Facts: After Child was born, Mother became seriously ill with postpartum depression and developed a serious eating disorder. Despite extensive treatment, eventually a feeding tube was inserted to ensure Mother’s sufficient nutrition. Mother was diagnosed with clinical depression, obsessive-compulsive disorder, and anorexia.
Mother and Father divorced after five years of marriage. Father came to believe Mother posed a risk to Child. Grandmother testified she saw Child stick her fingers down her throat to gag herself, suggesting Child had observed her mother perform the action.
The trial court’s own expert recommended minimal supervised visitation for Mother, stating that her mental health issues are likely to significantly affect her functional capacity “across a number of important life dimensions.”
When the trial court granted the divorce, it reserved the issue of Mother’s parenting schedule.
Over one year later, the proof showed Mother had regularly exercised her supervised visitation, that an affectionate bond existed between Mother and Child, that Mother made significant progress regarding her mental health issues, and that her medication had been decreased.
Despite this significant improvement, the trial court ruled that it was in Child’s best interest for supervised visitation to continue “because of Child’s age and stage of development and the severity and seriousness of the illnesses experienced by [Mother].”
On Appeal: The Court of Appeals affirmed the trial court.
Tennessee courts have repeatedly recognized that custody and visitation arrangements should interfere with the parent-child relationship as little as possible, but the courts may restrict, suspend, or terminate visitation rights upon the presentation of clear and definite evidence that permitting continued visitation will jeopardize the child physically, emotionally, or morally.
Supervised visitation is normally intended to continue only if there is a reasonable need for it. It should be modified or ended when the allegations that necessitated the supervision are determined to be without credible evidence or the parent has demonstrated a clear ability to control the propensities that necessitated the supervision.
After reviewing the record, the Court concluded there was no reversible error in continuing Mother’s supervised visitation:
The record reveals that the trial court conducted a thoughtful and thorough and unbiased assessment of the relevant facts of this case . . . . Despite [the previous testimony of the trial court’s own expert], the court recognized that the psychologist did not have the benefit of re-interviewing [Mother] after her recent period of stability, and that she had made significant progress since his evaluation. . . .
Trial courts are in a better position to observe the witnesses and assess their credibility; therefore, trial courts enjoy broad discretion in formulating parenting plans. . . . Appellate courts should not overturn the trial court’s decision merely because reasonable minds could reach a different conclusion.
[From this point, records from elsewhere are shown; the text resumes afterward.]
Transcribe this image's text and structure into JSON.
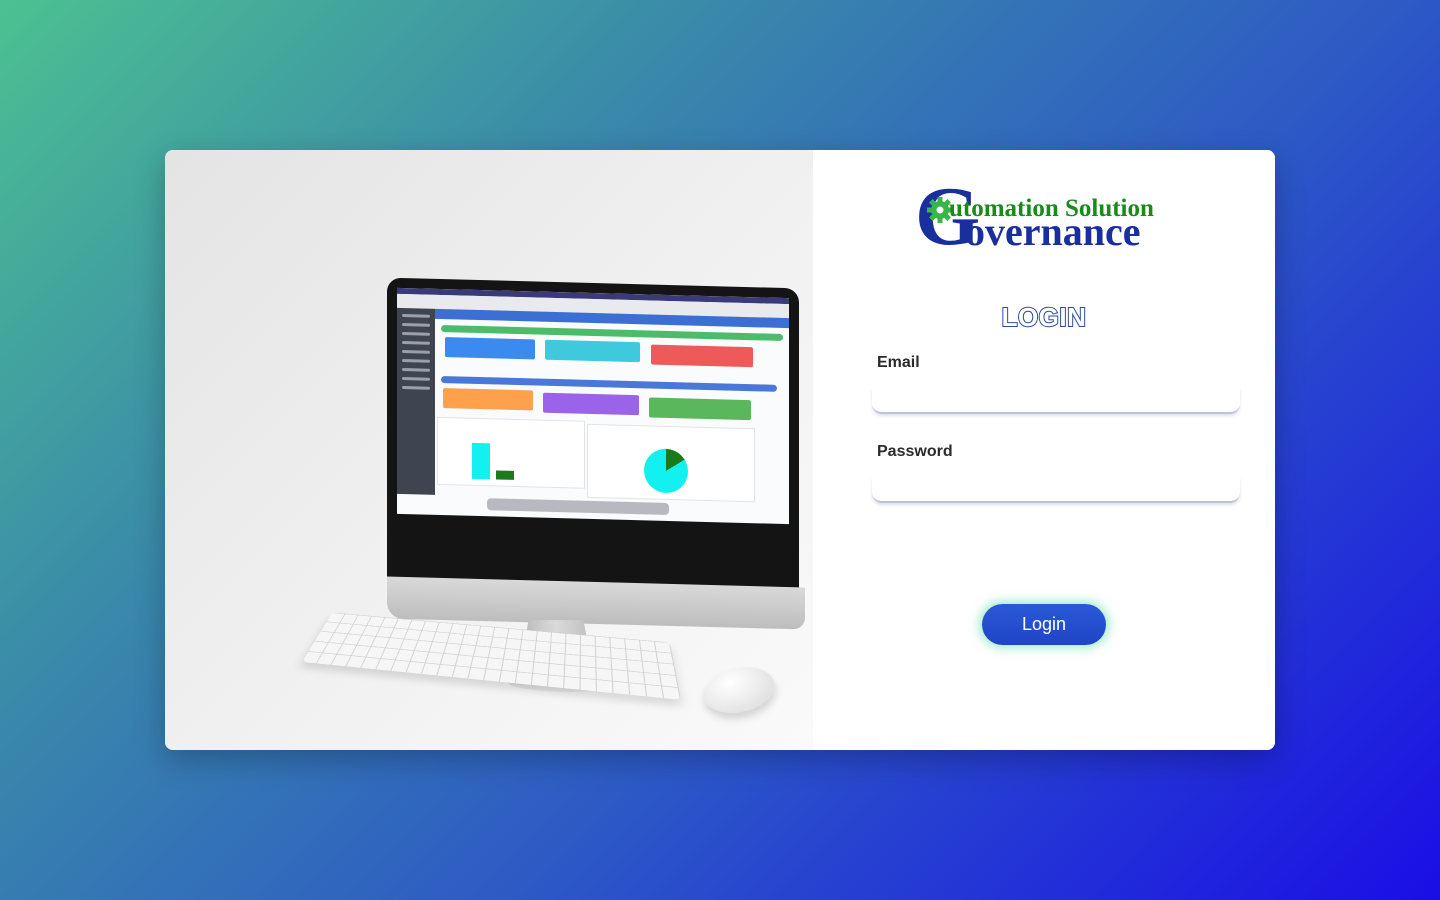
{
  "logo": {
    "line1": "utomation Solution",
    "line2": "overnance",
    "big_letter": "G",
    "line1_color": "#1a8a1a",
    "line2_color": "#1a2f9e",
    "gear_color": "#3ab54a"
  },
  "form": {
    "title": "LOGIN",
    "email_label": "Email",
    "email_value": "",
    "password_label": "Password",
    "password_value": "",
    "submit_label": "Login"
  },
  "colors": {
    "background_gradient": [
      "#4cc191",
      "#1a0ee6"
    ],
    "button": "#2450d0",
    "button_glow": "#50dca0"
  }
}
Based upon our review of the record, we hold that the evidence does not preponderate against the trial court’s findings of fact, and we find no error in the court’s parenting plan determination. We recognize, however, that supervision of a parent’s visitation with his or her child is a significant intrusion on the parent-child relationship, is not to be undertaken lightly or without reasonable basis, and a court should seek to end the supervision as soon as it is no longer needed.
The trial court’s judgment was affirmed.
K.O.’s Comment: This isn’t an issue of credibility. To limit a noncustodial parent’s visitation, e.g., to require supervision, Tennessee courts must make a specific finding, based on definite, nonspeculative evidence, that unrestricted visitation would harm the child. Then the court must determine the least restrictive visitation available and, in doing so, must make specific findings, based on definite, nonspeculative evidence, that any less restrictive visitation would be harmful to the child. Did the trial court perform that analysis here? If so, I don’t see it in the appellate opinion.